This scientist is trying to stamp out sensationalist science reporting

James Heathers is on a mission to flag stories about studies that involved lab mice only

An Australian data scientist has started the popular @JustSaysInMice Twitter account.

An Australian data scientist has started the popular @JustSaysInMice Twitter account.

 

One of the most commonly cited reasons for the public’s lack of trust in science is misleading stories with exaggerated claims about the latest research on everything from cancer treatments and diabetes interventions to the effects of excessive coffee consumption. Blame it on bad science journalism, says James Heathers, the Australian data scientist who started the popular @JustSaysInMice Twitter account.

Heathers is on a mission to call out sensationalist science reporting by flagging certain stories: for studies that involved lab mice only but are reported on as if they related to humans, he retweets the headline and adds ‘In Mice’ in block caps.

Only in operation since mid-April, the account has already amassed over 46,000 followers. One Twitter follower noted: “‘In MICE’ is something a lot of non-scientists don’t realise, since they trust on media to inform them properly. Like they should be, but sadly are not always, able to.”

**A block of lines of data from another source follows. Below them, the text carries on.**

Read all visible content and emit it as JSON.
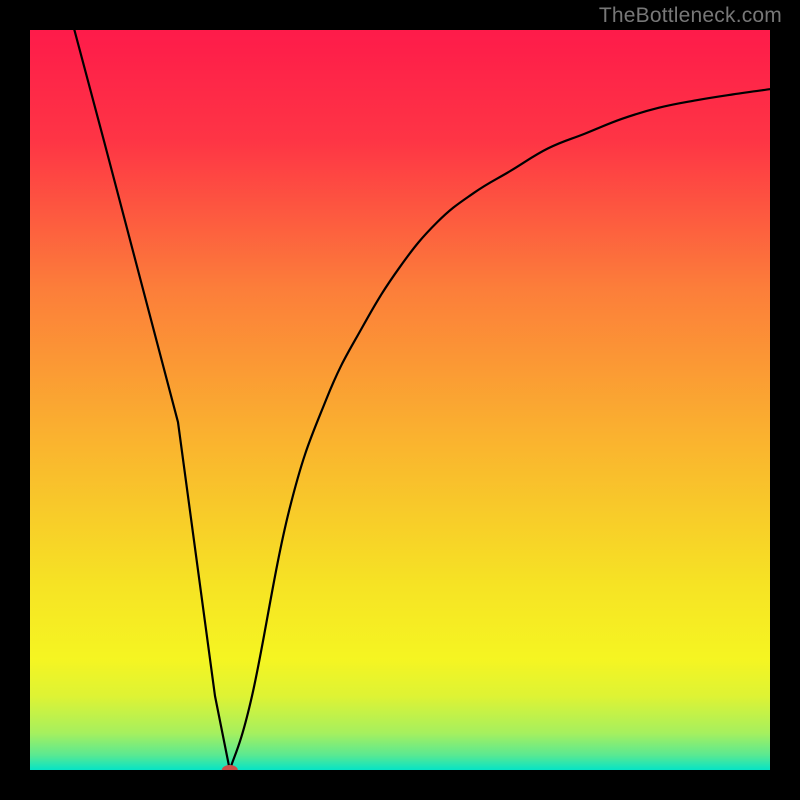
{
  "watermark": "TheBottleneck.com",
  "chart_data": {
    "type": "line",
    "title": "",
    "xlabel": "",
    "ylabel": "",
    "xlim": [
      0,
      100
    ],
    "ylim": [
      0,
      100
    ],
    "grid": false,
    "legend": false,
    "series": [
      {
        "name": "curve",
        "color": "#000000",
        "x": [
          6,
          10,
          15,
          20,
          25,
          27,
          30,
          35,
          40,
          45,
          50,
          55,
          60,
          65,
          70,
          75,
          80,
          85,
          90,
          95,
          100
        ],
        "y": [
          100,
          85,
          66,
          47,
          10,
          0,
          10,
          35,
          50,
          60,
          68,
          74,
          78,
          81,
          84,
          86,
          88,
          89.5,
          90.5,
          91.3,
          92
        ]
      }
    ],
    "marker": {
      "x": 27,
      "y": 0,
      "rx": 8,
      "ry": 5,
      "color": "#CC4E48"
    },
    "background_gradient": {
      "stops": [
        {
          "offset": 0.0,
          "color": "#FE1B4A"
        },
        {
          "offset": 0.15,
          "color": "#FE3545"
        },
        {
          "offset": 0.35,
          "color": "#FC7E3A"
        },
        {
          "offset": 0.55,
          "color": "#FAB22F"
        },
        {
          "offset": 0.75,
          "color": "#F6E324"
        },
        {
          "offset": 0.85,
          "color": "#F5F522"
        },
        {
          "offset": 0.9,
          "color": "#DEF334"
        },
        {
          "offset": 0.95,
          "color": "#A6F05E"
        },
        {
          "offset": 0.98,
          "color": "#5AE992"
        },
        {
          "offset": 1.0,
          "color": "#06E3C6"
        }
      ]
    }
  }
}
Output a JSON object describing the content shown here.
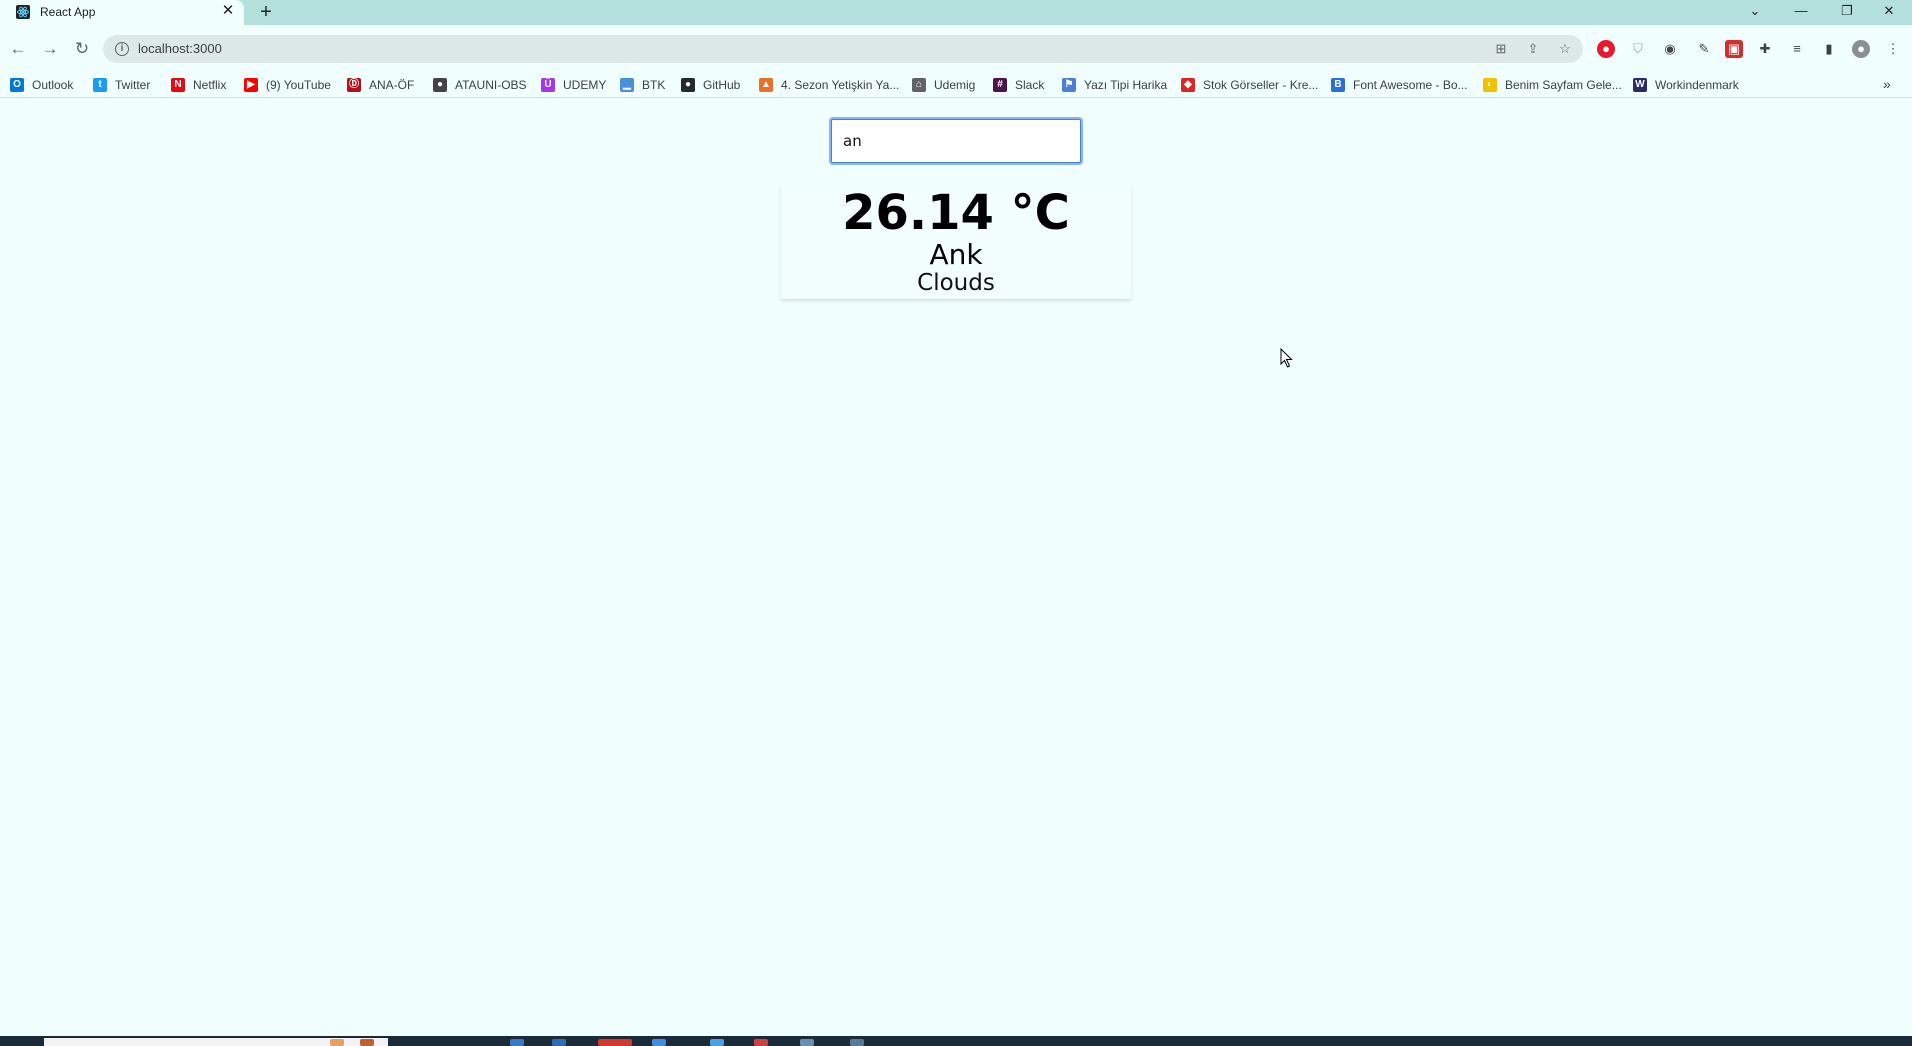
{
  "browser": {
    "tab": {
      "title": "React App"
    },
    "address_bar": {
      "url": "localhost:3000"
    },
    "bookmarks": [
      {
        "label": "Outlook",
        "icon": "outlook-icon",
        "color": "#0078d4"
      },
      {
        "label": "Twitter",
        "icon": "twitter-icon",
        "color": "#1d9bf0"
      },
      {
        "label": "Netflix",
        "icon": "netflix-icon",
        "color": "#e50914"
      },
      {
        "label": "(9) YouTube",
        "icon": "youtube-icon",
        "color": "#ff0000"
      },
      {
        "label": "ANA-ÖF",
        "icon": "anaof-icon",
        "color": "#b3121d"
      },
      {
        "label": "ATAUNI-OBS",
        "icon": "atauni-icon",
        "color": "#444444"
      },
      {
        "label": "UDEMY",
        "icon": "udemy-icon",
        "color": "#a435f0"
      },
      {
        "label": "BTK",
        "icon": "btk-icon",
        "color": "#4a90d9"
      },
      {
        "label": "GitHub",
        "icon": "github-icon",
        "color": "#24292f"
      },
      {
        "label": "4. Sezon Yetişkin Ya...",
        "icon": "sezon-icon",
        "color": "#e8702a"
      },
      {
        "label": "Udemig",
        "icon": "udemig-icon",
        "color": "#5f6368"
      },
      {
        "label": "Slack",
        "icon": "slack-icon",
        "color": "#4a154b"
      },
      {
        "label": "Yazı Tipi Harika",
        "icon": "flag-icon",
        "color": "#4a7fd4"
      },
      {
        "label": "Stok Görseller - Kre...",
        "icon": "stok-icon",
        "color": "#e02424"
      },
      {
        "label": "Font Awesome - Bo...",
        "icon": "bootstrap-icon",
        "color": "#2b6fd6"
      },
      {
        "label": "Benim Sayfam Gele...",
        "icon": "benim-icon",
        "color": "#f2c200"
      },
      {
        "label": "Workindenmark",
        "icon": "workindenmark-icon",
        "color": "#2b2b6a"
      }
    ]
  },
  "app": {
    "search": {
      "value": "an"
    },
    "weather": {
      "temperature": "26.14 °C",
      "city": "Ank",
      "condition": "Clouds"
    }
  },
  "colors": {
    "page_background": "#f0fffe",
    "tab_strip": "#b3dfdd",
    "input_focus": "#8ab4f8"
  }
}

Heathers told Gizmodo why it was so important to differentiate between research carried out on lab mice and humans: “Most research that’s done with mouse models, that might potentially turn into something therapeutic, it’s something like five to 10 years away from being seen in patients, if at all. There’s an enormous gap.” https://twitter.com/justsaysinmice